It is important to note, however, the word euthanasia is not written anywhere in the state's legislation. A Voluntary Assisted Dying Review Board has been established to review each assessment that has been approved. The board is chaired by a retired judge of the Supreme and County courts, Betty King, and has 12 other members ranging from palliative care specialists to neurologists, oncologists, pharmacists and doctors.
The board's role is not to grant or refuse applications for voluntary assisted dying. Its purpose is to review each case retrospectively to ensure that laws haven't been breached. Doctors breaking the law would be likely to be quickly exposed as every assessment for euthanasia, positive or negative, will be reviewed by the board.

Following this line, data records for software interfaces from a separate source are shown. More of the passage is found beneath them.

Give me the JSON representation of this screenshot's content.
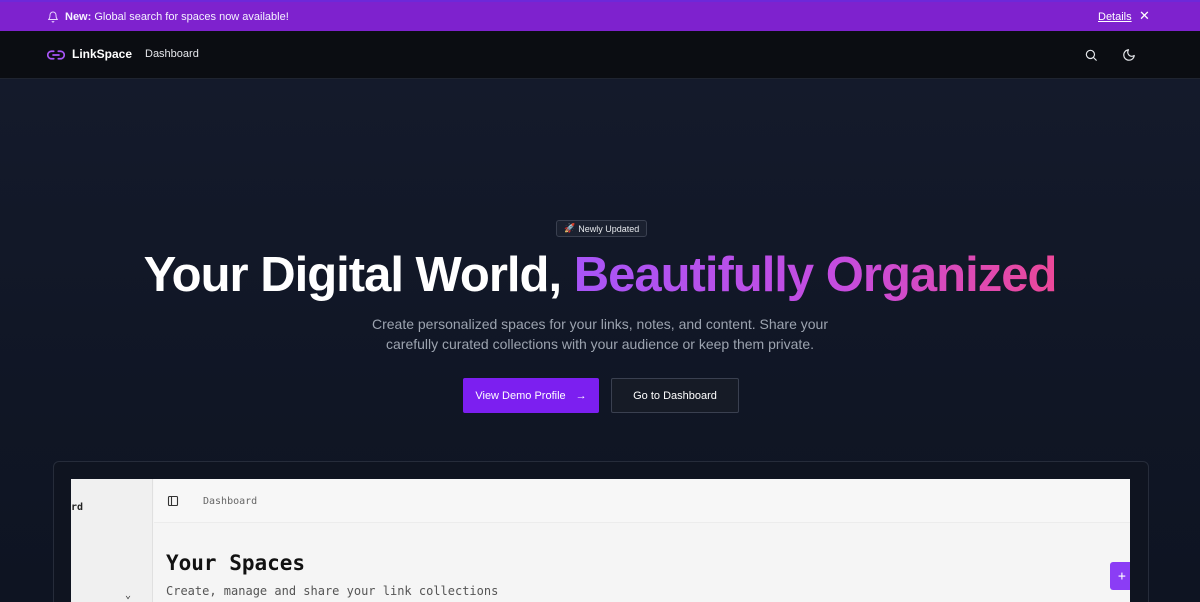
{
  "announcement": {
    "label": "New:",
    "text": "Global search for spaces now available!",
    "details_link": "Details",
    "close_symbol": "✕",
    "bell_icon": "bell-icon"
  },
  "nav": {
    "brand": "LinkSpace",
    "logo_icon": "link-icon",
    "links": [
      "Dashboard"
    ],
    "search_icon": "search-icon",
    "theme_icon": "moon-icon"
  },
  "hero": {
    "badge_emoji": "🚀",
    "badge": "Newly Updated",
    "headline_plain": "Your Digital World, ",
    "headline_highlight": "Beautifully Organized",
    "subtitle": "Create personalized spaces for your links, notes, and content. Share your carefully curated collections with your audience or keep them private.",
    "primary_button": "View Demo Profile",
    "primary_button_arrow": "→",
    "secondary_button": "Go to Dashboard"
  },
  "preview": {
    "sidebar_label": "rd",
    "sidebar_chevron": "⌄",
    "breadcrumb": "Dashboard",
    "title": "Your Spaces",
    "subtitle": "Create, manage and share your link collections",
    "add_symbol": "+"
  },
  "colors": {
    "accent": "#7c1ff0",
    "announcement_bg": "#7e22ce",
    "gradient_start": "#a855f7",
    "gradient_end": "#ec4899",
    "background": "#111827"
  }
}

The board can refer breaches to the police, coroner or the Australian Health Practitioner Regulation Agency. The patient's terminal illness will be listed as their underlying condition but the voluntary assisted dying act w ill be recorded as the cause of death on their death certificate and in the register.

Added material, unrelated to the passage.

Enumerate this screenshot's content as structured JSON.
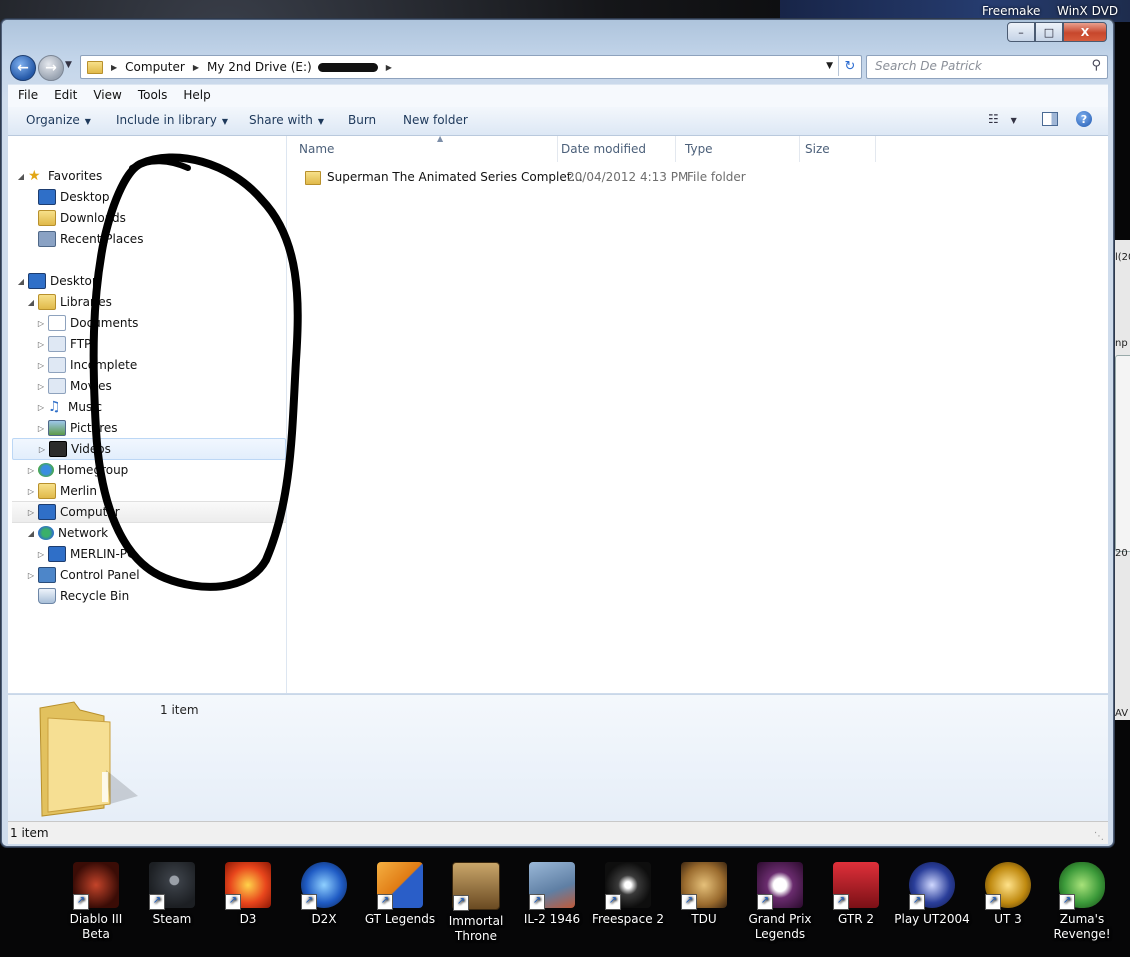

Any health practitioner can "conscientiously object" to participating in any part of the euthanasia process. But they would not be allowed to impede someone's access to the regime.
The Victorian Department of Health has established a training body capable of preparing medical specialists wanting to assist voluntary dying. All doctors who want to be part of the scheme must undertake this training. To date, about doctors including GPs, cancer specialists and palliative care clinicians have undertaken mandatory, specialist training ahead of the laws being enacted.
It has been estimated that about Victorians could make use of euthanasia laws each year but the state government predicts the number could be as low as 12 in the first year — experience in other places where euthanasia is legalised shows that the initial take-up can be slow. In the US state of Oregon in , after a Death with Dignity Act first came into force, 24 terminally ill people took the option to end their lives. Since then, the number has risen steadily, peaking at deaths in The Northern Territory parliament passed the Rights of the Terminally Ill Act, to allow assisted dying, in but it was overturned in Under the short-lived legislation, four people, including two terminally ill patients from NSW and South Australia, ended their lives.